Since his arrest, however, Wilson has maintained the shooting was in self-defense — and had stemmed from a racially motivated attack perpetrated by the occupants of the pickup truck.

A police handout of Marc Wilson

According to Wilson’s defense team, the 23-year-old fired at the truck while at the wheel of his Ford Fusion because he feared for his life and that of his girlfriend, Emily Rigdon, who was in the passenger seat. 

Wilson's lead lawyer, Francys Johnson, told the court that the pickup truck's driver, Mason Glison, was intoxicated at the time of the incident and had been swerving dangerously at the compact car that Wilson was driving.

“After drinking alcohol almost the entire afternoon and evening, [Glison] recklessly drove his big, black Chevy Silverado with lift kits repeatedly, over and over again, into the lane of Marc Wilson’s Ford Focus,” Black said, according to the Statesboro Herald.

RELATED: South Carolina Mom Shot Dead In What Neighbor Claimed Was A Target Practice Accident

At some point, his lawyers said, an unknown passenger in the truck called Rigdon a “n-----r loving b---h” during the highway altercation, his lawyers said.

Rigdon testified at trial that Wilson’s actions saved her life.

“I fully believe Marc saved my life that night,” Rigdon told the jury. “I wholly believe if Marc was not there that night and wouldn’t have done what he did, we would have both been dead.”

At trial, prosecutors had argued that “words alone” didn’t permit Wilson to open fire on the group, per the Statesboro Herald.

“Words alone never justify deadly force,” Chief Assistant District Attorney Barclay Black said during the trial’s opening statements. “Words alone never justify the use of deadly force against another human being. That’s the law.”

“Haley Hutcheson didn’t do a doggone thing to anybody, except get a bullet in the back of her head,” Black added

Wilson’s lawyers, meanwhile, repeatedly countered that the exchange escalated beyond “mere words.” 

“If all they said was mere words, that wouldn’t be enough to justify force, but in addition to that you will hear evidence that they said more than that, that they said to Marc Wilson, ‘We’re going to kill you, n----r,’” Francys Johnson, Wilson’s lead attorney said in court, the Statesboro Herald reported.

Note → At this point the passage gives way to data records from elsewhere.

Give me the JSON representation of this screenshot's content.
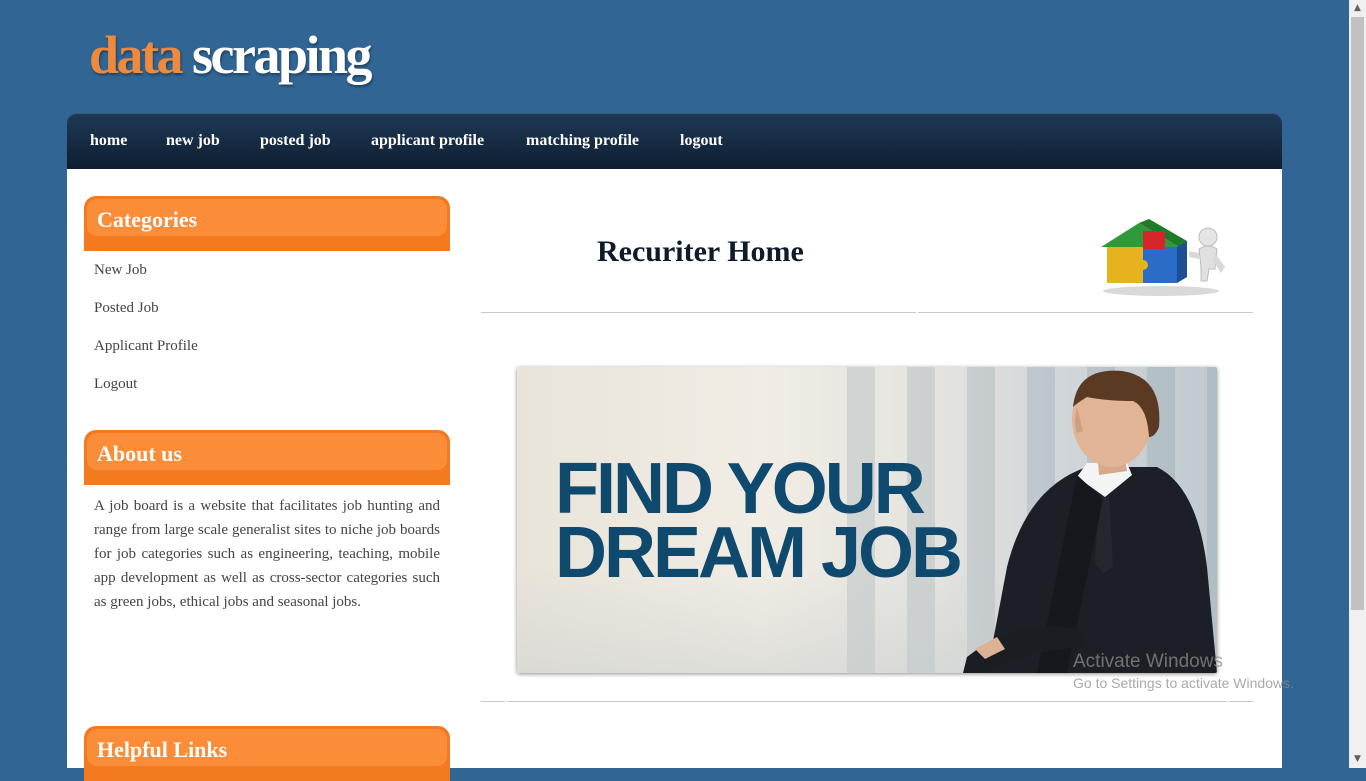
{
  "logo": {
    "part1": "data",
    "part2": "scraping"
  },
  "nav": {
    "items": [
      "home",
      "new job",
      "posted job",
      "applicant profile",
      "matching profile",
      "logout"
    ]
  },
  "sidebar": {
    "categories": {
      "title": "Categories",
      "links": [
        "New Job",
        "Posted Job",
        "Applicant Profile",
        "Logout"
      ]
    },
    "about": {
      "title": "About us",
      "text": "A job board is a website that facilitates job hunting and range from large scale generalist sites to niche job boards for job categories such as engineering, teaching, mobile app development as well as cross-sector categories such as green jobs, ethical jobs and seasonal jobs."
    },
    "helpful": {
      "title": "Helpful Links"
    }
  },
  "main": {
    "title": "Recuriter Home",
    "banner": {
      "line1": "FIND YOUR",
      "line2": "DREAM JOB"
    }
  },
  "watermark": {
    "line1": "Activate Windows",
    "line2": "Go to Settings to activate Windows."
  },
  "icons": {
    "puzzle_house": "puzzle-house-icon",
    "scroll_up": "scroll-up-icon",
    "scroll_down": "scroll-down-icon"
  },
  "colors": {
    "background": "#306594",
    "accent_orange": "#f47a1f",
    "logo_orange": "#ef8a3c",
    "nav_dark": "#172c44",
    "banner_text": "#0f4a6e"
  }
}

Though the jury didn't convict Wilson on his original charges of murder, aggravated assault with a deadly weapon and possession of a deadly weapon to commit a felony charges, they did convict him of felony involuntary manslaughter in the case. (Wilson’s defense team insists that the jury should have been able to weigh the possibility of misdemeanor involuntary manslaughter, which instead carries a maximum punishment of up to one year.)

Wilson's felony manslaughter conviction left him facing between one and 10 years behind bars; he received 10.

“I want everyone in this room to know that irregardless of a person’s race, whether it’s their birth certificate, what they may identify as, whatever race they say they are, this court is colorblind, and I can assure you that the sentence that Mr. Wilson gets today would be the same sentence as any person of any color under the same circumstances,” Superior Court Judge Ronald K. Thompson said.

Thompson denied any racial animus factored into his decision.

“What it comes down to is choices — and I would tell Mr. Wilson the same thing I would tell any other person of any other color in his circumstances — that he made a bad decision,” Thompson added.

Wilson’s family and a number of his advocates have nonetheless cast the court’s ruling as racist, blasting its interpretation of Georgia’s “stand your ground laws” when it comes to people of color.

“If you put me in Marc’s shoes, there’s no way that I would've been prosecuted,” Wilson’s cousin, Chance Pridgen — who is white — told Yahoo News. “Odds are I would've been given a medal — probably gotten a parade in my name. It’s unreal how he was treated just because he’s a little bit more tan than I am.”

​​“The political pressure has been on from Day One to lynch Marc Wilson for the death of Haley Hutcheson,” his lawyer, Johnson, told VICE News last week. “We’re going to continue to fight for this young man at each stage,” Johnson said.

According to the case’s judge, Wilson will have the opportunity to request a new trial.